Following the screening, producer Barrie Osborne, executive producer Mark Ordesky, film editor John Gilbert, supervising sound editor Ethan Van der Ryn, Oscar-winning visual effects supervisor Jim Rygiel, and U.S. casting director Victoria Burrows will take part in a discussion about the film.
By far the best of the Lord of the Rings film trilogy, The Fellowship of the Ring could have been a truly great adventure flick if only, heresy of heresies, screenwriters Peter Jackson, Fran Walsh, and Philippa Boyens had been less faithful to J.R.R. Tolkien’s original.
Apparently I’m in the minority here, but even though I’m a big fan of fantasy-adventure tales I found the Lord of the Rings books insufferably tedious and about as profound as an air balloon, with gassy dialogue to match. Jackson’s film version, however, begins with a stunning-looking, awe-inspiring set-up, bursting with color and action; the type of cinematic feat that only gifted artists and technicians could create, and tens of millions of dollars could buy. (The US dollar was worth more than toilet paper in those days.) But once the Hobbit road movie begins, The Lord of the Rings: The Fellowship of the Ring derails into a series of great-looking tableaux inhabited by Tolkien’s stilted characters, simplistic philosophy, and repetitive situations.
What saves this first installment of the trilogy – which should be watched on the big screen – is the work of cinematographer Andrew Lesnie, production designer Grant Major and set decorator Dan Hennah, and the make-up and visual effects teams. Ah, and the presence of Ian McKellen and Christopher Lee, both of whom dive into their roles with the gusto of veteran scene-stealers.
The Lord of the Rings: The Fellowship of the Ring earned a total of 13 Academy Award nominations, winning Oscars for Cinematography (Lesnie), Make-Up (Peter Owen, Richard Taylor), Music – Original Score (Howard Shore) and Visual Effects (Rygiel, Randall William Cook, Taylor, Mark Stetson). Its nominations were for Best Picture (Jackson, Walsh and Osborne, producers), Actor in a Supporting Role (McKellen), Art Direction (Major; Set Decoration: Hennah), Costume Design (Ngila Dickson, Taylor), Directing (Jackson), Film Editing (Gilbert), Music – Original Song (“May It Be,” Music and Lyric by Enya, Nicky Ryan and Roma Ryan), Sound (Christopher Boyes, Michael Semanick, Gethin Creagh, Hammond Peek) and Writing – Screenplay based on material previously produced or published (Walsh, Boyens, Jackson).

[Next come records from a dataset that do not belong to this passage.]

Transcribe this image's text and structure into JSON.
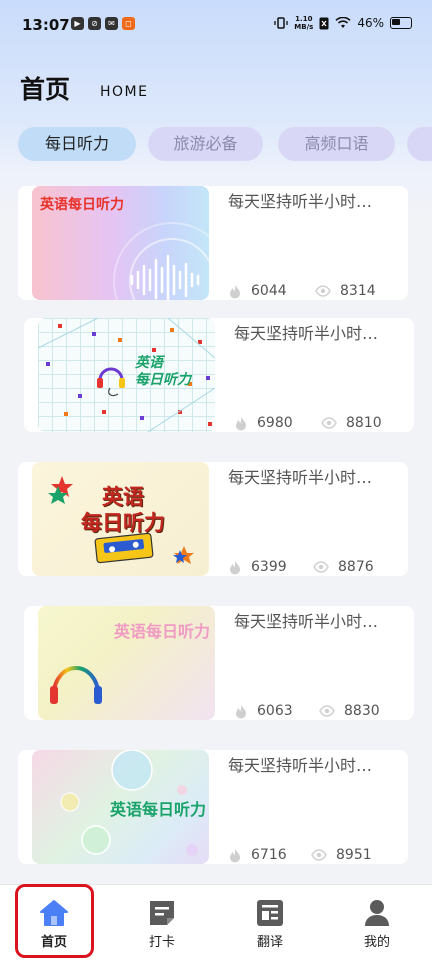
{
  "status_bar": {
    "time": "13:07",
    "apps": [
      "▶",
      "⊘",
      "✉",
      "◻"
    ],
    "network_speed_value": "1.10",
    "network_speed_unit": "MB/s",
    "battery": "46%"
  },
  "header": {
    "title": "首页",
    "subtitle": "HOME"
  },
  "tabs": [
    {
      "label": "每日听力",
      "active": true
    },
    {
      "label": "旅游必备",
      "active": false
    },
    {
      "label": "高频口语",
      "active": false
    }
  ],
  "cards": [
    {
      "thumb_text": "英语每日听力",
      "title": "每天坚持听半小时…",
      "likes": "6044",
      "views": "8314"
    },
    {
      "thumb_text_line1": "英语",
      "thumb_text_line2": "每日听力",
      "title": "每天坚持听半小时…",
      "likes": "6980",
      "views": "8810"
    },
    {
      "thumb_text_line1": "英语",
      "thumb_text_line2": "每日听力",
      "title": "每天坚持听半小时…",
      "likes": "6399",
      "views": "8876"
    },
    {
      "thumb_text": "英语每日听力",
      "title": "每天坚持听半小时…",
      "likes": "6063",
      "views": "8830"
    },
    {
      "thumb_text": "英语每日听力",
      "title": "每天坚持听半小时…",
      "likes": "6716",
      "views": "8951"
    }
  ],
  "bottom_nav": [
    {
      "label": "首页",
      "icon": "home-icon",
      "active": true
    },
    {
      "label": "打卡",
      "icon": "checkin-icon",
      "active": false
    },
    {
      "label": "翻译",
      "icon": "translate-icon",
      "active": false
    },
    {
      "label": "我的",
      "icon": "profile-icon",
      "active": false
    }
  ],
  "colors": {
    "accent": "#4a7ff5",
    "highlight": "#d9141e",
    "active_tab": "#c1dcf7",
    "inactive_tab": "#d8d7f5"
  }
}
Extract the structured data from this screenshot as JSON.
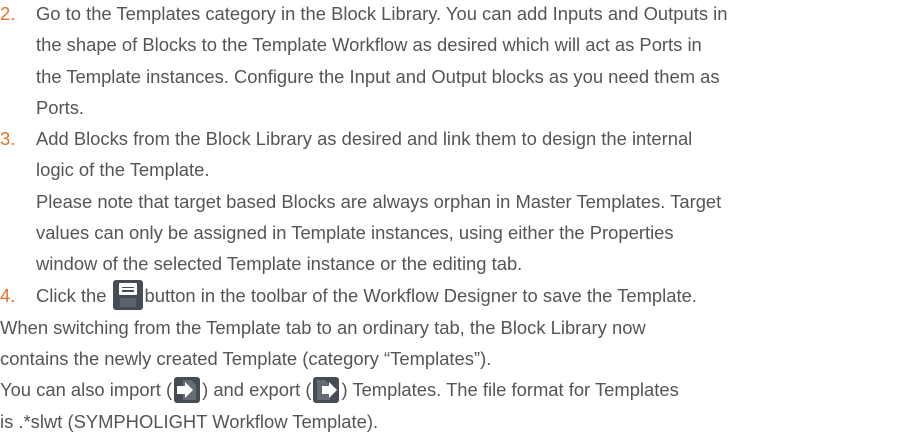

Cordell Barker’s Oscar-nominated animated short Strange Invaders, about a couple who find a weird child at their doorstep, will be screened prior to the feature.
Passes for part five of “Great To Be Nominated” are $30 for the general public and $25 for Academy members and students with a valid ID. Including The Lord of the Rings: The Fellowship of the Ring, there are eight films remaining in the series. A $5 discount is available for those who wish to renew their passes from parts one, two, three or four of the series. Individual tickets are $5 for the general public and $3 for Academy members and students with a valid ID. Passes and tickets may be purchased online at www.oscars.org, by mail, in person at the Academy during regular business hours or, depending on availability, on the night of the screening when the doors open at 6:30 p.m.
Curtain time for all features is 7:30 p.m., and pre-show elements will begin at 7 p.m. The Academy is located at 8949 Wilshire Boulevard in Beverly Hills. For more information, call (310) 247-3600.
Photos: Courtesy of the Margaret Herrick Library